Show all lines from the data that include the word "title".

▸ SUPPLIED MATERIAL:
......

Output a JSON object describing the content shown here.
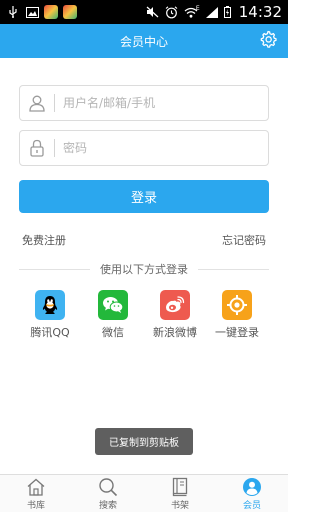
{
  "status_bar": {
    "time": "14:32",
    "network_type": "E"
  },
  "header": {
    "title": "会员中心"
  },
  "login_form": {
    "username_placeholder": "用户名/邮箱/手机",
    "password_placeholder": "密码",
    "login_label": "登录"
  },
  "links": {
    "register": "免费注册",
    "forgot_password": "忘记密码"
  },
  "social_login": {
    "heading": "使用以下方式登录",
    "options": [
      {
        "label": "腾讯QQ",
        "icon": "qq-icon",
        "color": "#3fb3f1"
      },
      {
        "label": "微信",
        "icon": "wechat-icon",
        "color": "#23b83b"
      },
      {
        "label": "新浪微博",
        "icon": "weibo-icon",
        "color": "#ee5a4f"
      },
      {
        "label": "一键登录",
        "icon": "one-click-login-icon",
        "color": "#f7a21a"
      }
    ]
  },
  "toast": {
    "message": "已复制到剪贴板"
  },
  "bottom_nav": {
    "items": [
      {
        "label": "书库",
        "icon": "home-icon",
        "active": false
      },
      {
        "label": "搜索",
        "icon": "search-icon",
        "active": false
      },
      {
        "label": "书架",
        "icon": "bookshelf-icon",
        "active": false
      },
      {
        "label": "会员",
        "icon": "member-icon",
        "active": true
      }
    ]
  },
  "colors": {
    "accent": "#2ba7ee"
  }
}
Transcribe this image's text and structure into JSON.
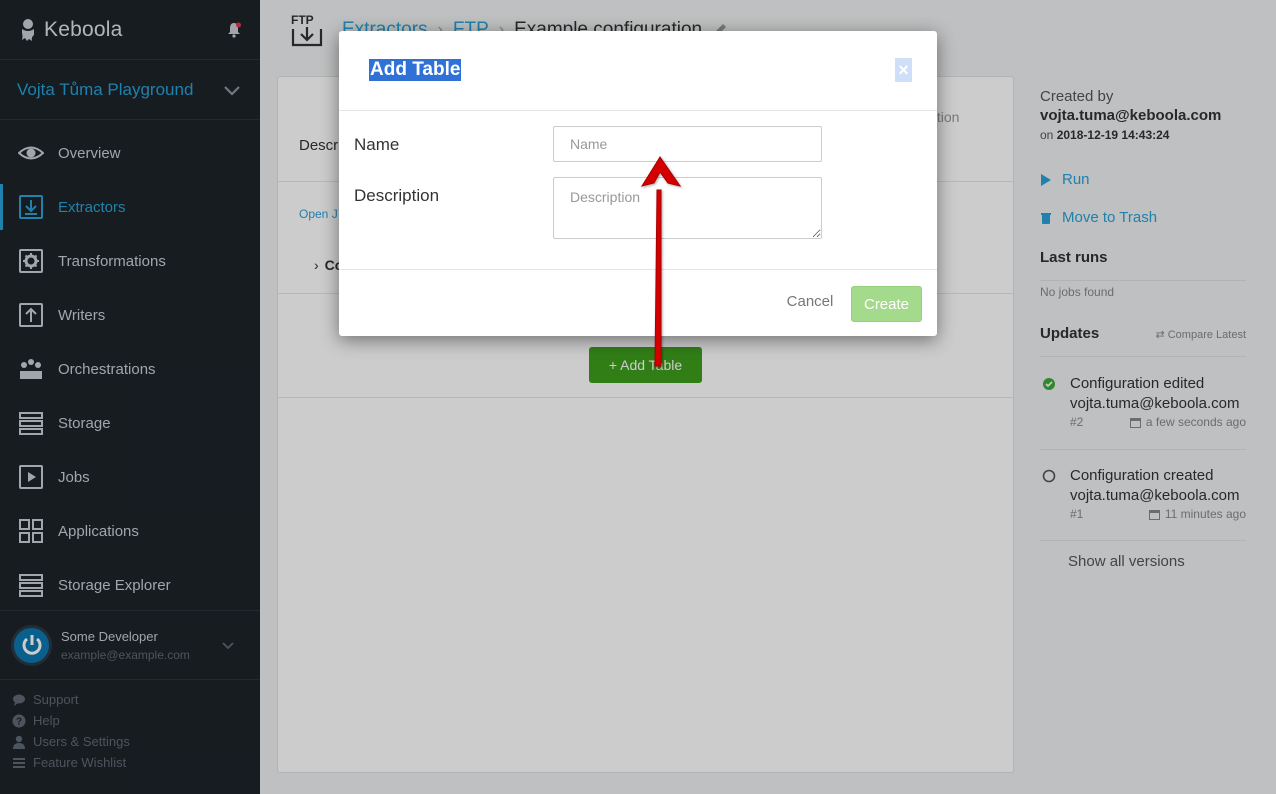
{
  "sidebar": {
    "logo": "Keboola",
    "project": "Vojta Tůma Playground",
    "nav": [
      {
        "label": "Overview",
        "icon": "eye-icon"
      },
      {
        "label": "Extractors",
        "icon": "extractor-icon",
        "active": true
      },
      {
        "label": "Transformations",
        "icon": "gear-icon"
      },
      {
        "label": "Writers",
        "icon": "writer-icon"
      },
      {
        "label": "Orchestrations",
        "icon": "orchestration-icon"
      },
      {
        "label": "Storage",
        "icon": "storage-icon"
      },
      {
        "label": "Jobs",
        "icon": "play-icon"
      },
      {
        "label": "Applications",
        "icon": "apps-icon"
      },
      {
        "label": "Storage Explorer",
        "icon": "storage-explorer-icon"
      }
    ],
    "user": {
      "name": "Some Developer",
      "email": "example@example.com"
    },
    "links": [
      "Support",
      "Help",
      "Users & Settings",
      "Feature Wishlist"
    ]
  },
  "breadcrumb": {
    "items": [
      "Extractors",
      "FTP"
    ],
    "current": "Example configuration"
  },
  "panel": {
    "description_label": "Descr",
    "description_right": "iption",
    "open_link": "Open J",
    "collapsed_label": "Co",
    "add_table_button": "+ Add Table"
  },
  "info": {
    "created_by_label": "Created by",
    "creator": "vojta.tuma@keboola.com",
    "on_label": "on",
    "created_at": "2018-12-19 14:43:24",
    "run": "Run",
    "trash": "Move to Trash",
    "last_runs": "Last runs",
    "no_jobs": "No jobs found",
    "updates": "Updates",
    "compare_latest": "Compare Latest",
    "versions": [
      {
        "title": "Configuration edited",
        "email": "vojta.tuma@keboola.com",
        "num": "#2",
        "time": "a few seconds ago",
        "status_color": "#3ea939"
      },
      {
        "title": "Configuration created",
        "email": "vojta.tuma@keboola.com",
        "num": "#1",
        "time": "11 minutes ago",
        "status_color": "#555555"
      }
    ],
    "show_all": "Show all versions"
  },
  "modal": {
    "title": "Add Table",
    "close": "×",
    "name_label": "Name",
    "name_placeholder": "Name",
    "name_value": "",
    "description_label": "Description",
    "description_placeholder": "Description",
    "cancel": "Cancel",
    "create": "Create"
  },
  "colors": {
    "accent": "#27a2d7",
    "sidebar": "#1c2329",
    "success": "#3e9e1d",
    "arrow": "#d40000"
  }
}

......

▸ EXERCISE OUTPUT:
    "title": "会员中心"
        "title": "Configuration edited",
        "title": "Configuration created",
    "title": "Add Table",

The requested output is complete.